I don’t know if you’ve noticed but good relationships require hard work! They do not come “naturally.” They require constant maintenance and it is an unending battle. You may be thinking, “What kind of relationships is he talking about? What kind of relationship requires constant battling? It must be a mother-in-law thing.” No, I mean common, ordinary, run or the mill relationships. If you are going to maintain a good, healthy relationship with anyone, you will have to work at it. Whether it is a relationship with a spouse, a child, a parent, a friend, and a coworker – relationships are work. There will be hurt feelings, differences of opinion, different perspectives and that leads to conflict. The question then is how do you respond to conflict? How do you respond to strained relationships? That is at the heart of Jesus’ teaching recorded for us in Matthew chapter 18.
In the early part of the chapter our Lord instructs us about “greatness” in the Kingdom of heaven. He says we must become child-like if we desire greatness. He then warns about our actions causing others to stumble or falter in their faith. Then in verses 15-20 he deals specifically with seeking restoration for fractured relationships. He tells us that, as individuals, we must be willing to pursue every avenue of reconciliation. And he says that as a church, we must be willing to safeguard the fellowship. The driving force or concern about each of these actions is the sake of the Gospel and the extension of God’s Kingdom. In our text this evening this thought is taken a step further.
Text: Matthew 18:21-35
Do you ever struggle with forgiveness? Not asking for it – granting it. Do you easily forgive others? Are you quick to forgive? Keep in mind we are talking about forgiveness and not probation. There is a difference.
Do you get “historical” whenever someone asks you for forgiveness?
Note the context of this passage. It is found in a question asked in verses 21-22.
Remember the issue in 15-20 is reconciliation.
It related to dealing with a brother who had sinned against you.
How must you respond?
Immediately Peter came to Jesus with a question. I’m convinced Peter was a Baptist preacher – he asked and then answered his own question!
“Lord, how many times should I forgive my brother when he sins against me? Up to seven times?”

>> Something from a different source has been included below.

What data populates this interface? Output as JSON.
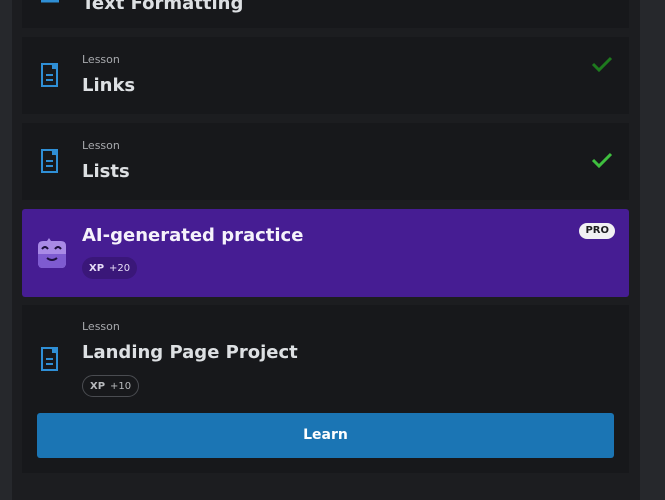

The typical rabbinical teaching of the day suggested that you are to forgive your brother three times. For the fourth there is no forgiveness. The conventional wisdom of the day had set a standard. And given the attitude of the world of that time it was fairly generous. The ancient world was not a “forgiving place.” Character traits such as humility, service and self-restraint were not considered virtuous by most folks. The rabbis taught that you must forgive – three times.

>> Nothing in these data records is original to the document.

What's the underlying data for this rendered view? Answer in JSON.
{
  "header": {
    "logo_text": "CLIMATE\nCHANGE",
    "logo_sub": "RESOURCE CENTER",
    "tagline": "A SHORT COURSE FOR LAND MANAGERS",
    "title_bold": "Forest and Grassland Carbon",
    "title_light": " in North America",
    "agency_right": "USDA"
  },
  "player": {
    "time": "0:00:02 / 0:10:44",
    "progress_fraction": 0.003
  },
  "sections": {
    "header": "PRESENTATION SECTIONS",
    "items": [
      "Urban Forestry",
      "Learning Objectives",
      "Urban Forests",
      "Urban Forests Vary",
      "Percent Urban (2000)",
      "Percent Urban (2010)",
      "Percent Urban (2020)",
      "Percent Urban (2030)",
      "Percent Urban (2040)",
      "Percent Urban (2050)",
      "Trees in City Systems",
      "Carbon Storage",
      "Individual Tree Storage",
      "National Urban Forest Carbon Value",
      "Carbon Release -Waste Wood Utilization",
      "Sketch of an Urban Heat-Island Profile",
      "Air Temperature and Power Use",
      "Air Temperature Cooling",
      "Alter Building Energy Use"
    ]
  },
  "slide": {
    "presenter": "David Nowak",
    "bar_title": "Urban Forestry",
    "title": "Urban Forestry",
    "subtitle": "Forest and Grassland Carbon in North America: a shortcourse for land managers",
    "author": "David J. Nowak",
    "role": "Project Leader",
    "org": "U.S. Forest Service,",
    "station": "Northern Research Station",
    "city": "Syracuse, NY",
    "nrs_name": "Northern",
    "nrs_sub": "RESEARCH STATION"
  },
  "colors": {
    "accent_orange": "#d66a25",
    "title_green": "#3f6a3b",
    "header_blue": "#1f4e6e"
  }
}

Peter doubled that and threw in one more for good measure. That brought the number up to seven – the perfect number. The number representative of the divine. You can almost see the smile of self-satisfaction on Peter’s face. He was proud. You know he has given a good answer before. He is confident he has done it again. He is fully expecting another, “blessed are you Simon son of John. Flesh and blood has not revealed this to you but rather my Father in heaven.” But our Lord’s response shocked Peter and his fellow disciples as our Lord laid down one of the principle laws of kingdom living.
Through this passage we are reminded that:
Thesis: Kingdom living demands a life of perpetual forgiveness.
Forgiveness, grace and mercy are to mark the church of the Lord Jesus. As the church we are to be distinct, different, set apart, unique in both our attitude and our actions. Yet some of the most bitter, hateful, cold and malicious people I’ve ever met are members of Baptist churches. I’ve met people who say they have the life of God flowing through them and yet they bear grudges. They harbor unforgiveness. They nurse old wounds and they can’t move beyond things that happened years ago. Beloved, it ought not to be.
There are two things I want us to note in this text. We’ll note the principle laid down and then the rationale behind the principle.
- The principle stated (18:22)
- How are we to fulfill this command? (18:23-35)
There are two great truths driving this response of forgiveness.
- Forgiveness flows from your experience of God’s grace and forgiveness. (18:23-27)
- The failure to recognize the extent of God’s grace to us, results in a calloused, unforgiving heart. (18:28-30)
As the people of God we are called to a life of perpetual forgiveness. We can do this because we have experienced the grace of God. We forgive because we are forgiven. I am forgiven by the grace of God and it is by the grace of God I forgive others. Relationships are work. I am responsible before God to do all within my power to be right with others. That will demand a life of forgiveness and grace.